Five years after the end of the Second World War, the political theorist Hannah Arendt wrote: “It looks as if, having been denied world domination, the Germans have fallen in love with powerlessness”. Germany had reduced Europe to ruins and destroyed millions of human lives. What Arendt described as powerlessness had a political dimension to it. A defeated Germany had to earn new trust and regain its sovereignty.

On a visit to France a few weeks ago, I was confronted with the question: do we Germans remember our past so actively because we seek an excuse not to deal with the world’s contemporary problems and conflicts? Are we letting others foot the bill for our insurance policies?

Of course we have grounds to contradict this view. The Bundeswehr is helping to keep the peace in Afghanistan and Kosovo. Germany is supporting the International Criminal Court, is promoting a global climate agreement and is actively engaged in development cooperation. Germany’s contributions and guarantees are helping to stabilise the eurozone.

Nevertheless both in our country and elsewhere voices calling for more German engagement in international politics are growing louder. The calls come from a Polish Foreign Minister as well as professors from Oxford or Princeton. They view Germany as a sleepwalking giant or a spectator of global affairs. One of my predecessors, Richard von Weizsäcker encourages Germany to more strongly advocate a European foreign and security policy, he sees Germany as a role model.

This begs the question – is our engagement on a par with the weight that our country carries? Germany is populous, lies at the heart of the continent and is the world’s fourth largest economy. The strength of our country lies in the fact that we have made friends of all of our neighbours and become a reliable partner in international alliances. Integrated and accepted as such, Germany was able to secure freedom, peace and prosperity. Maintaining this political and military stability in uncertain times and ensuring its future viability is our most important concern.

Therefore it is right if, along with others, we ask ourselves – is Germany fully living up to its responsibility with regard to our neighbours in the East, the Middle East and the southern Mediterranean? What is Germany doing to help aspiring emerging countries become partners on the international stage?
And if we seek to a permanent seat on the United Nations Security Council – what role are we prepared to play in crises in far flung regions of the world?

Our country is not an island. We should not cherish the illusion that we will be spared from political and economic, environmental and military conflicts if we do not contribute to solving them.

I do not like the idea that Germany plays itself up to impose its will on others. Yet neither do I like the idea that Germany plays itself down to eschew risks or solidarity. A country which views itself as part of a whole in this way should encounter neither rejection amongst us Germans, nor mistrust among our neighbours.

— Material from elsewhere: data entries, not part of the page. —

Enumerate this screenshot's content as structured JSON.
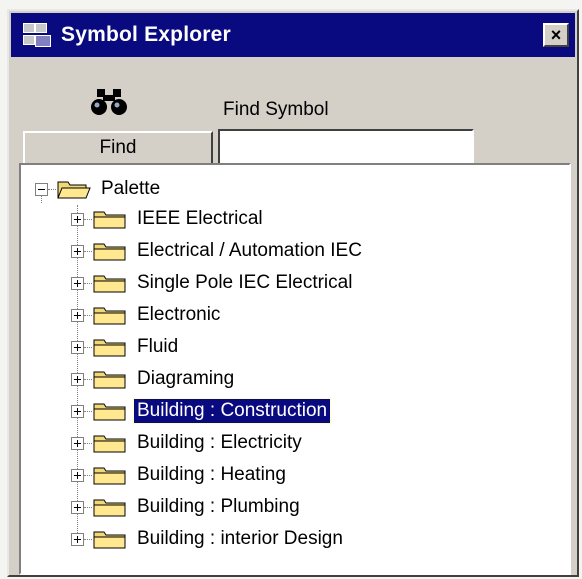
{
  "window": {
    "title": "Symbol Explorer",
    "close_label": "×"
  },
  "toolbar": {
    "find_symbol_label": "Find Symbol",
    "find_button_label": "Find",
    "search_value": ""
  },
  "tree": {
    "root_label": "Palette",
    "items": [
      {
        "label": "IEEE Electrical"
      },
      {
        "label": "Electrical / Automation IEC"
      },
      {
        "label": "Single Pole IEC Electrical"
      },
      {
        "label": "Electronic"
      },
      {
        "label": "Fluid"
      },
      {
        "label": "Diagraming"
      },
      {
        "label": "Building : Construction",
        "selected": true
      },
      {
        "label": "Building : Electricity"
      },
      {
        "label": "Building : Heating"
      },
      {
        "label": "Building : Plumbing"
      },
      {
        "label": "Building : interior Design"
      }
    ]
  },
  "colors": {
    "titlebar": "#0a0a80",
    "window_face": "#d4d0c8",
    "selection": "#0a0a80",
    "folder_fill": "#f0d878"
  }
}
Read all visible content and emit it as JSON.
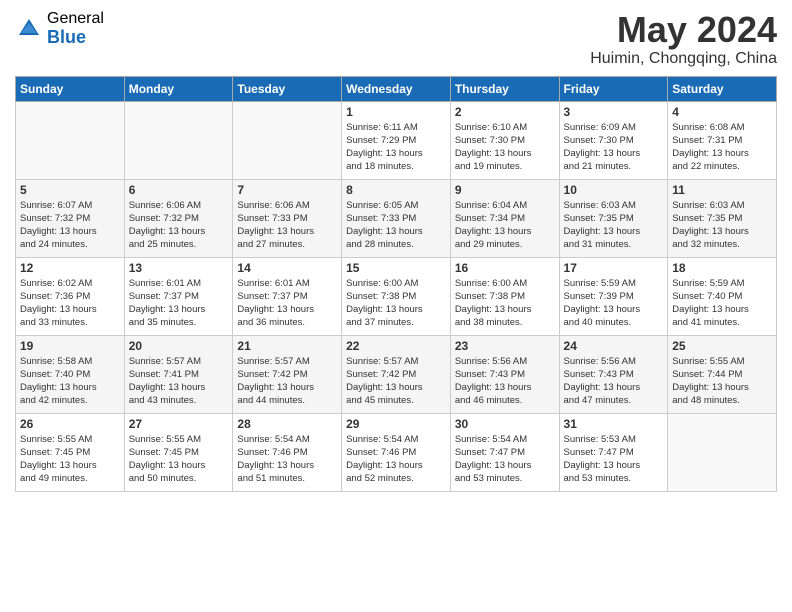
{
  "header": {
    "logo_general": "General",
    "logo_blue": "Blue",
    "month": "May 2024",
    "location": "Huimin, Chongqing, China"
  },
  "days_of_week": [
    "Sunday",
    "Monday",
    "Tuesday",
    "Wednesday",
    "Thursday",
    "Friday",
    "Saturday"
  ],
  "weeks": [
    [
      {
        "day": "",
        "info": ""
      },
      {
        "day": "",
        "info": ""
      },
      {
        "day": "",
        "info": ""
      },
      {
        "day": "1",
        "info": "Sunrise: 6:11 AM\nSunset: 7:29 PM\nDaylight: 13 hours\nand 18 minutes."
      },
      {
        "day": "2",
        "info": "Sunrise: 6:10 AM\nSunset: 7:30 PM\nDaylight: 13 hours\nand 19 minutes."
      },
      {
        "day": "3",
        "info": "Sunrise: 6:09 AM\nSunset: 7:30 PM\nDaylight: 13 hours\nand 21 minutes."
      },
      {
        "day": "4",
        "info": "Sunrise: 6:08 AM\nSunset: 7:31 PM\nDaylight: 13 hours\nand 22 minutes."
      }
    ],
    [
      {
        "day": "5",
        "info": "Sunrise: 6:07 AM\nSunset: 7:32 PM\nDaylight: 13 hours\nand 24 minutes."
      },
      {
        "day": "6",
        "info": "Sunrise: 6:06 AM\nSunset: 7:32 PM\nDaylight: 13 hours\nand 25 minutes."
      },
      {
        "day": "7",
        "info": "Sunrise: 6:06 AM\nSunset: 7:33 PM\nDaylight: 13 hours\nand 27 minutes."
      },
      {
        "day": "8",
        "info": "Sunrise: 6:05 AM\nSunset: 7:33 PM\nDaylight: 13 hours\nand 28 minutes."
      },
      {
        "day": "9",
        "info": "Sunrise: 6:04 AM\nSunset: 7:34 PM\nDaylight: 13 hours\nand 29 minutes."
      },
      {
        "day": "10",
        "info": "Sunrise: 6:03 AM\nSunset: 7:35 PM\nDaylight: 13 hours\nand 31 minutes."
      },
      {
        "day": "11",
        "info": "Sunrise: 6:03 AM\nSunset: 7:35 PM\nDaylight: 13 hours\nand 32 minutes."
      }
    ],
    [
      {
        "day": "12",
        "info": "Sunrise: 6:02 AM\nSunset: 7:36 PM\nDaylight: 13 hours\nand 33 minutes."
      },
      {
        "day": "13",
        "info": "Sunrise: 6:01 AM\nSunset: 7:37 PM\nDaylight: 13 hours\nand 35 minutes."
      },
      {
        "day": "14",
        "info": "Sunrise: 6:01 AM\nSunset: 7:37 PM\nDaylight: 13 hours\nand 36 minutes."
      },
      {
        "day": "15",
        "info": "Sunrise: 6:00 AM\nSunset: 7:38 PM\nDaylight: 13 hours\nand 37 minutes."
      },
      {
        "day": "16",
        "info": "Sunrise: 6:00 AM\nSunset: 7:38 PM\nDaylight: 13 hours\nand 38 minutes."
      },
      {
        "day": "17",
        "info": "Sunrise: 5:59 AM\nSunset: 7:39 PM\nDaylight: 13 hours\nand 40 minutes."
      },
      {
        "day": "18",
        "info": "Sunrise: 5:59 AM\nSunset: 7:40 PM\nDaylight: 13 hours\nand 41 minutes."
      }
    ],
    [
      {
        "day": "19",
        "info": "Sunrise: 5:58 AM\nSunset: 7:40 PM\nDaylight: 13 hours\nand 42 minutes."
      },
      {
        "day": "20",
        "info": "Sunrise: 5:57 AM\nSunset: 7:41 PM\nDaylight: 13 hours\nand 43 minutes."
      },
      {
        "day": "21",
        "info": "Sunrise: 5:57 AM\nSunset: 7:42 PM\nDaylight: 13 hours\nand 44 minutes."
      },
      {
        "day": "22",
        "info": "Sunrise: 5:57 AM\nSunset: 7:42 PM\nDaylight: 13 hours\nand 45 minutes."
      },
      {
        "day": "23",
        "info": "Sunrise: 5:56 AM\nSunset: 7:43 PM\nDaylight: 13 hours\nand 46 minutes."
      },
      {
        "day": "24",
        "info": "Sunrise: 5:56 AM\nSunset: 7:43 PM\nDaylight: 13 hours\nand 47 minutes."
      },
      {
        "day": "25",
        "info": "Sunrise: 5:55 AM\nSunset: 7:44 PM\nDaylight: 13 hours\nand 48 minutes."
      }
    ],
    [
      {
        "day": "26",
        "info": "Sunrise: 5:55 AM\nSunset: 7:45 PM\nDaylight: 13 hours\nand 49 minutes."
      },
      {
        "day": "27",
        "info": "Sunrise: 5:55 AM\nSunset: 7:45 PM\nDaylight: 13 hours\nand 50 minutes."
      },
      {
        "day": "28",
        "info": "Sunrise: 5:54 AM\nSunset: 7:46 PM\nDaylight: 13 hours\nand 51 minutes."
      },
      {
        "day": "29",
        "info": "Sunrise: 5:54 AM\nSunset: 7:46 PM\nDaylight: 13 hours\nand 52 minutes."
      },
      {
        "day": "30",
        "info": "Sunrise: 5:54 AM\nSunset: 7:47 PM\nDaylight: 13 hours\nand 53 minutes."
      },
      {
        "day": "31",
        "info": "Sunrise: 5:53 AM\nSunset: 7:47 PM\nDaylight: 13 hours\nand 53 minutes."
      },
      {
        "day": "",
        "info": ""
      }
    ]
  ]
}
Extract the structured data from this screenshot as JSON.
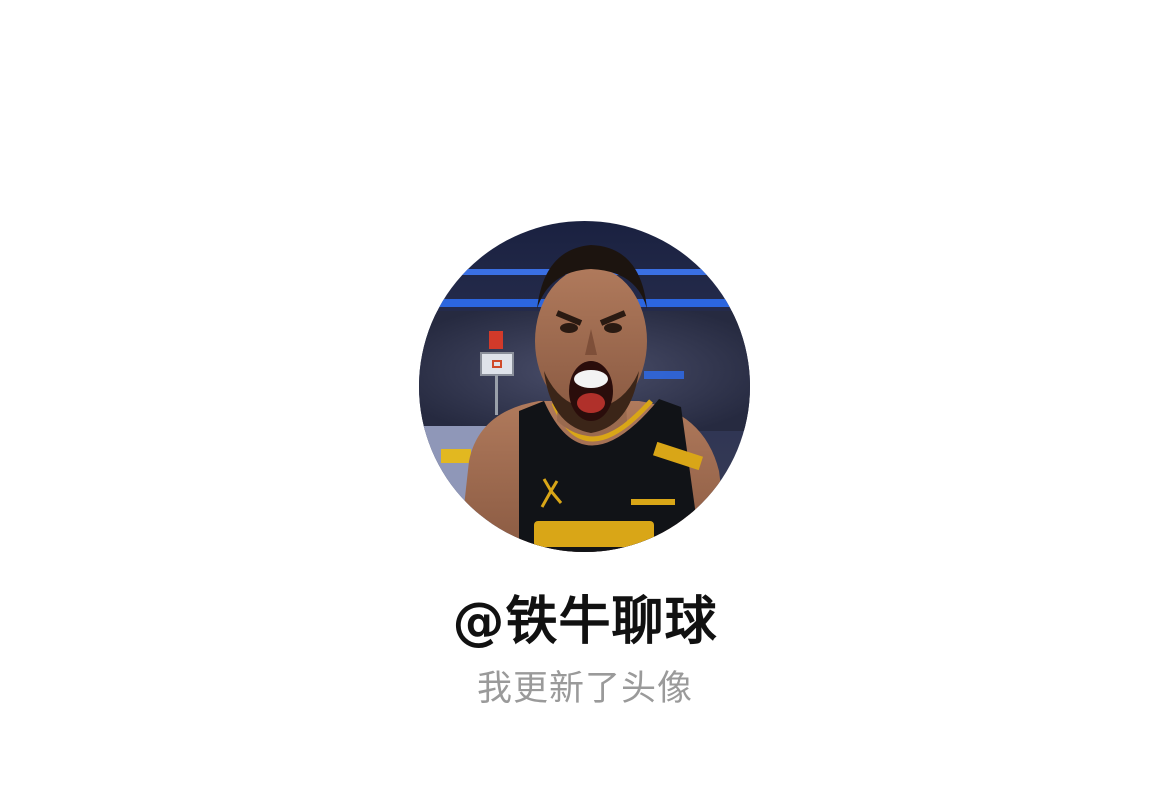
{
  "profile": {
    "avatar_alt": "avatar",
    "username": "@铁牛聊球",
    "status_text": "我更新了头像"
  },
  "colors": {
    "background": "#ffffff",
    "username": "#111111",
    "status": "#9a9a9a"
  }
}
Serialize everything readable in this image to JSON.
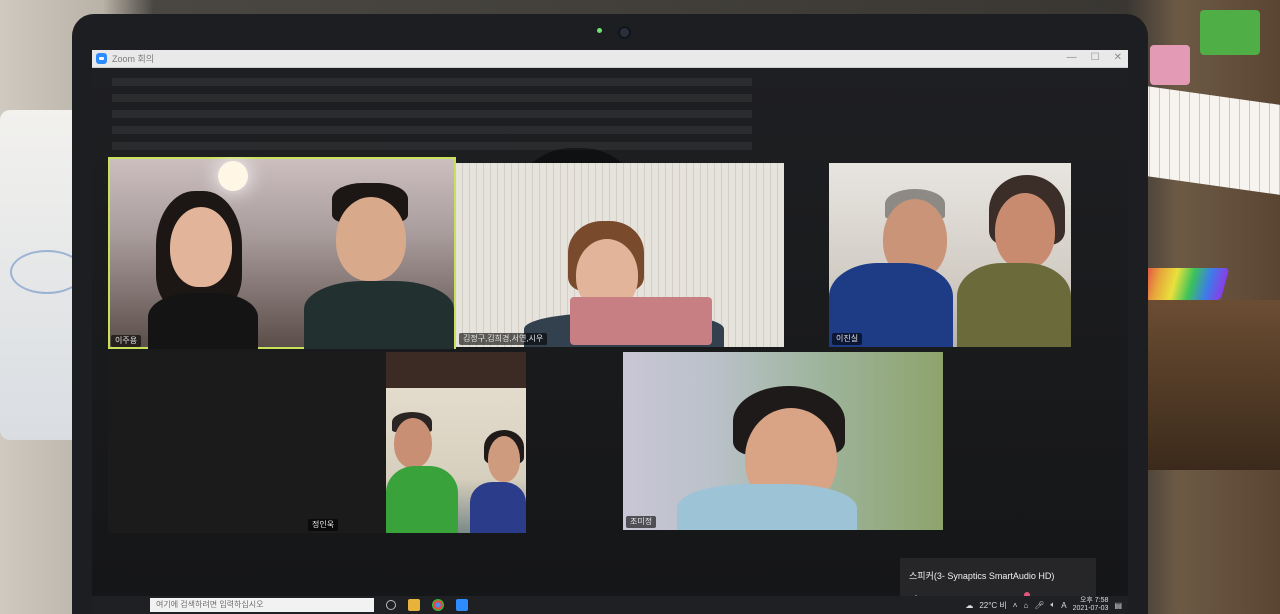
{
  "window": {
    "title": "Zoom 회의"
  },
  "participants": [
    {
      "id": "p1",
      "name": "이주용",
      "active": true
    },
    {
      "id": "p2",
      "name": "김정구,김희경,서연,시우",
      "active": false
    },
    {
      "id": "p3",
      "name": "이진실",
      "active": false
    },
    {
      "id": "p4",
      "name": "정인욱",
      "active": false
    },
    {
      "id": "p5",
      "name": "조미정",
      "active": false
    }
  ],
  "volume": {
    "device": "스피커(3- Synaptics SmartAudio HD)",
    "level": 62,
    "level_fraction": 0.62
  },
  "taskbar": {
    "search_placeholder": "여기에 검색하려면 입력하십시오",
    "weather": "22°C 비",
    "language": "A",
    "time": "오후 7:58",
    "date": "2021-07-03"
  },
  "colors": {
    "active_speaker": "#c8e05a",
    "volume_accent": "#e0557d",
    "zoom_blue": "#2d8cff"
  }
}
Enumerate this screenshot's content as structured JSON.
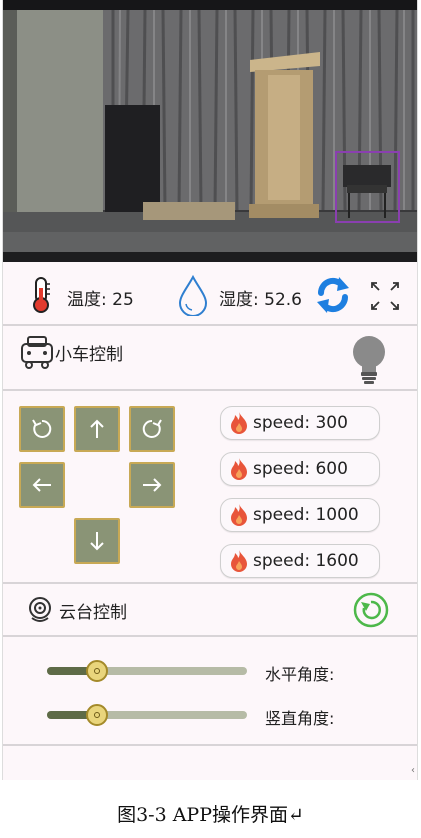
{
  "camera": {
    "feed_name": "camera-feed"
  },
  "sensors": {
    "temperature_label": "温度: 25",
    "humidity_label": "湿度: 52.6",
    "refresh_icon": "refresh-icon",
    "fullscreen_icon": "fullscreen-icon"
  },
  "car_control": {
    "title": "小车控制",
    "light_icon": "lightbulb-icon",
    "directions": [
      {
        "name": "rotate-left",
        "glyph": "⟲"
      },
      {
        "name": "forward",
        "glyph": "↑"
      },
      {
        "name": "rotate-right",
        "glyph": "⟳"
      },
      {
        "name": "left",
        "glyph": "←"
      },
      {
        "name": "right",
        "glyph": "→"
      },
      {
        "name": "backward",
        "glyph": "↓"
      }
    ],
    "speeds": [
      "speed: 300",
      "speed: 600",
      "speed: 1000",
      "speed: 1600"
    ]
  },
  "gimbal_control": {
    "title": "云台控制",
    "horizontal_label": "水平角度:",
    "vertical_label": "竖直角度:",
    "horizontal_value": 0.25,
    "vertical_value": 0.25
  },
  "caption": "图3-3 APP操作界面↵",
  "colors": {
    "accent_blue": "#1e7fe0",
    "button_green": "#8a9476",
    "button_border": "#c8a955",
    "flame": "#e8553a",
    "reset_green": "#4db84a"
  }
}
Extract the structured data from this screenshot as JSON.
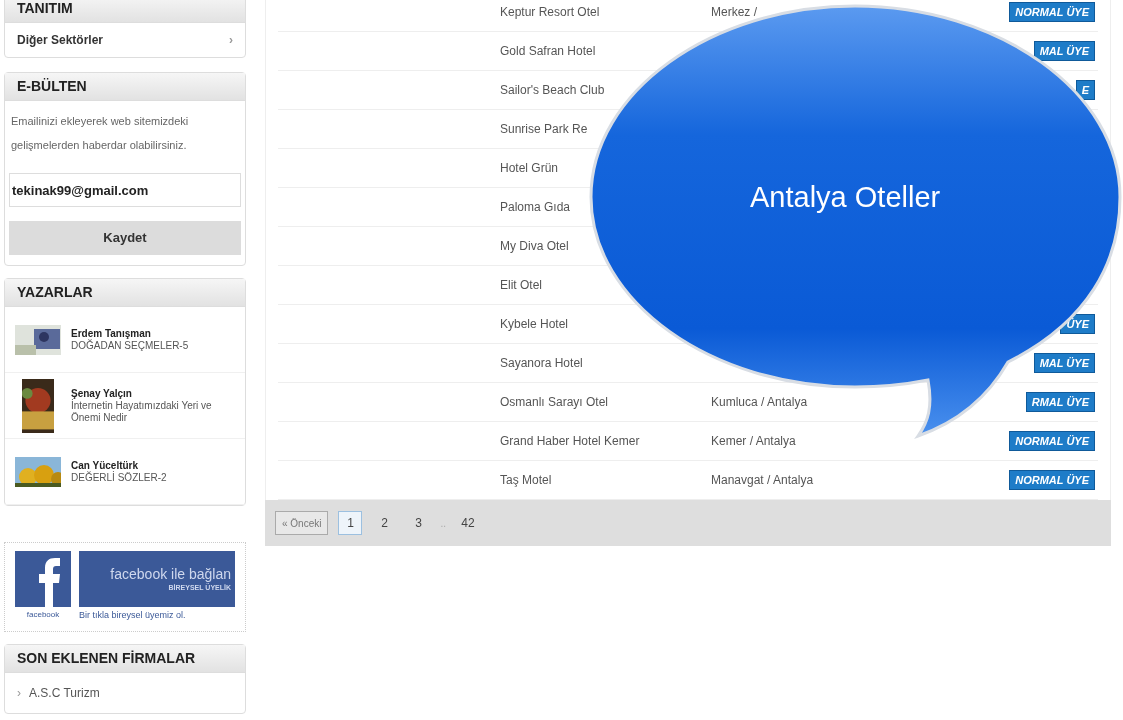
{
  "sidebar": {
    "tanitim": {
      "title": "TANITIM",
      "items": [
        {
          "label": "Diğer Sektörler",
          "arrow": "›"
        }
      ]
    },
    "ebulten": {
      "title": "E-BÜLTEN",
      "text": "Emailinizi ekleyerek web sitemizdeki gelişmelerden haberdar olabilirsiniz.",
      "email": "tekinak99@gmail.com",
      "button": "Kaydet"
    },
    "yazarlar": {
      "title": "YAZARLAR",
      "authors": [
        {
          "name": "Erdem Tanışman",
          "article": "DOĞADAN SEÇMELER-5"
        },
        {
          "name": "Şenay Yalçın",
          "article": "İnternetin Hayatımızdaki Yeri ve Önemi Nedir"
        },
        {
          "name": "Can Yüceltürk",
          "article": "DEĞERLİ SÖZLER-2"
        }
      ]
    },
    "facebook": {
      "logo_caption": "facebook",
      "banner_title": "facebook ile bağlan",
      "banner_subtitle": "BİREYSEL ÜYELİK",
      "caption": "Bir tıkla bireysel üyemiz ol."
    },
    "son_eklenen": {
      "title": "SON EKLENEN FİRMALAR",
      "items": [
        {
          "label": "A.S.C Turizm",
          "arrow": "›"
        }
      ]
    }
  },
  "table": {
    "rows": [
      {
        "name": "Keptur Resort Otel",
        "location": "Merkez /",
        "badge": "NORMAL ÜYE"
      },
      {
        "name": "Gold Safran Hotel",
        "badge": "MAL ÜYE"
      },
      {
        "name": "Sailor's Beach Club",
        "badge": "E"
      },
      {
        "name": "Sunrise Park Re"
      },
      {
        "name": "Hotel Grün"
      },
      {
        "name": "Paloma Gıda"
      },
      {
        "name": "My Diva Otel"
      },
      {
        "name": "Elit Otel"
      },
      {
        "name": "Kybele Hotel",
        "badge": "ÜYE"
      },
      {
        "name": "Sayanora Hotel",
        "badge": "MAL ÜYE"
      },
      {
        "name": "Osmanlı Sarayı Otel",
        "location": "Kumluca / Antalya",
        "badge": "RMAL ÜYE"
      },
      {
        "name": "Grand Haber Hotel Kemer",
        "location": "Kemer / Antalya",
        "badge": "NORMAL ÜYE"
      },
      {
        "name": "Taş Motel",
        "location": "Manavgat / Antalya",
        "badge": "NORMAL ÜYE"
      }
    ]
  },
  "pagination": {
    "previous": {
      "label": "« Önceki",
      "disabled": true
    },
    "pages": [
      {
        "label": "1",
        "selected": true
      },
      {
        "label": "2",
        "selected": false
      },
      {
        "label": "3",
        "selected": false
      },
      {
        "label": "..",
        "kind": "gap"
      },
      {
        "label": "42",
        "selected": false
      }
    ]
  },
  "callout": {
    "text": "Antalya Oteller"
  }
}
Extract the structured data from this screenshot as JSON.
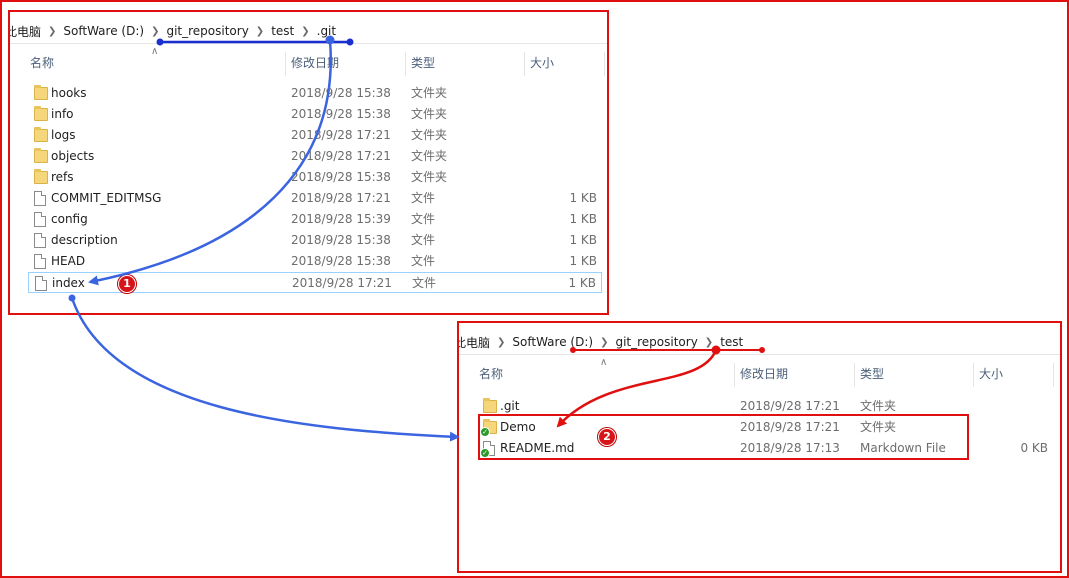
{
  "top_explorer": {
    "breadcrumb": [
      "此电脑",
      "SoftWare (D:)",
      "git_repository",
      "test",
      ".git"
    ],
    "columns": {
      "name": "名称",
      "date": "修改日期",
      "type": "类型",
      "size": "大小"
    },
    "rows": [
      {
        "name": "hooks",
        "date": "2018/9/28 15:38",
        "type": "文件夹",
        "size": "",
        "icon": "folder-icon"
      },
      {
        "name": "info",
        "date": "2018/9/28 15:38",
        "type": "文件夹",
        "size": "",
        "icon": "folder-icon"
      },
      {
        "name": "logs",
        "date": "2018/9/28 17:21",
        "type": "文件夹",
        "size": "",
        "icon": "folder-icon"
      },
      {
        "name": "objects",
        "date": "2018/9/28 17:21",
        "type": "文件夹",
        "size": "",
        "icon": "folder-icon"
      },
      {
        "name": "refs",
        "date": "2018/9/28 15:38",
        "type": "文件夹",
        "size": "",
        "icon": "folder-icon"
      },
      {
        "name": "COMMIT_EDITMSG",
        "date": "2018/9/28 17:21",
        "type": "文件",
        "size": "1 KB",
        "icon": "file-icon"
      },
      {
        "name": "config",
        "date": "2018/9/28 15:39",
        "type": "文件",
        "size": "1 KB",
        "icon": "file-icon"
      },
      {
        "name": "description",
        "date": "2018/9/28 15:38",
        "type": "文件",
        "size": "1 KB",
        "icon": "file-icon"
      },
      {
        "name": "HEAD",
        "date": "2018/9/28 15:38",
        "type": "文件",
        "size": "1 KB",
        "icon": "file-icon"
      },
      {
        "name": "index",
        "date": "2018/9/28 17:21",
        "type": "文件",
        "size": "1 KB",
        "icon": "file-icon"
      }
    ]
  },
  "bottom_explorer": {
    "breadcrumb": [
      "此电脑",
      "SoftWare (D:)",
      "git_repository",
      "test"
    ],
    "columns": {
      "name": "名称",
      "date": "修改日期",
      "type": "类型",
      "size": "大小"
    },
    "rows": [
      {
        "name": ".git",
        "date": "2018/9/28 17:21",
        "type": "文件夹",
        "size": "",
        "icon": "folder-icon"
      },
      {
        "name": "Demo",
        "date": "2018/9/28 17:21",
        "type": "文件夹",
        "size": "",
        "icon": "folder-icon"
      },
      {
        "name": "README.md",
        "date": "2018/9/28 17:13",
        "type": "Markdown File",
        "size": "0 KB",
        "icon": "file-icon"
      }
    ]
  },
  "callouts": {
    "one": "1",
    "two": "2"
  },
  "colors": {
    "frame_red": "#e01010",
    "arrow_blue": "#3a64e0",
    "arrow_red": "#e01010",
    "underline_blue": "#1a2fd0"
  }
}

Now, I have spoken to you a great deal about Germany’s role in the world, about the digital revolution and about demographic change on this Day of German Unity. But what course are we on? I consider our country to be a nation which is saying "yes" to itself. A nation that does so with all that it can do and has been empowered to do in solidarity both at home and abroad. A nation which looks into the future and, in the place of threats, sees opportunities and promise.

We had a choice, and we still do! The third of October shows that we are not powerless. We are not only capable of acting when we know where a development will lead. We are ready to act when we accept responsibility and use our knowledge and ability to step in with a guiding hand.

United and unique, on this anniversary we are taking stock. We see what we have achieved in difficult times. What we have been promised has become reality – we must believe in all of our achievements, as then we will achieve all that we believe in.